== SUPPLIED RECORDS

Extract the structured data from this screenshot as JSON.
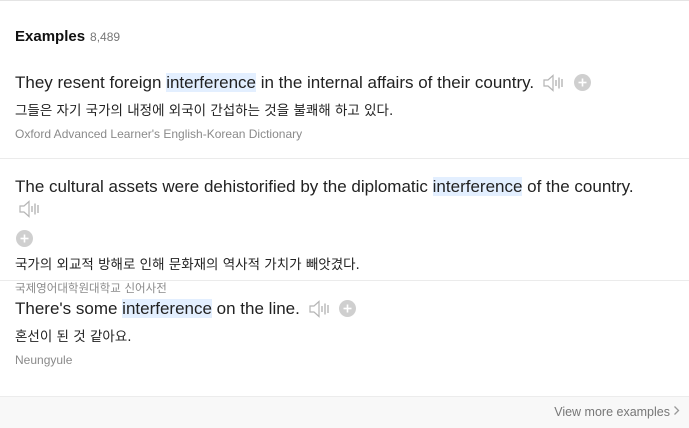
{
  "header": {
    "title": "Examples",
    "count": "8,489"
  },
  "examples": [
    {
      "before": "They resent foreign ",
      "highlight": "interference",
      "after": " in the internal affairs of their country.",
      "translation": "그들은 자기 국가의 내정에 외국이 간섭하는 것을 불쾌해 하고 있다.",
      "source": "Oxford Advanced Learner's English-Korean Dictionary"
    },
    {
      "before": "The cultural assets were dehistorified by the diplomatic ",
      "highlight": "interference",
      "after": " of the country.",
      "translation": "국가의 외교적 방해로 인해 문화재의 역사적 가치가 빼앗겼다.",
      "source": "국제영어대학원대학교 신어사전"
    },
    {
      "before": "There's some ",
      "highlight": "interference",
      "after": " on the line.",
      "translation": "혼선이 된 것 같아요.",
      "source": "Neungyule"
    }
  ],
  "footer": {
    "view_more": "View more examples"
  },
  "icons": {
    "audio": "speaker-icon",
    "add": "plus-circle-icon",
    "more": "chevron-right-icon"
  },
  "colors": {
    "highlight": "#e3efff",
    "icon_gray": "#b5b5b5",
    "source_gray": "#8a8a8a"
  }
}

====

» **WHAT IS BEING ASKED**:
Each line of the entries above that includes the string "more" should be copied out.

» **FINISHED EXERCISE**:
    "view_more": "View more examples"
    "more": "chevron-right-icon"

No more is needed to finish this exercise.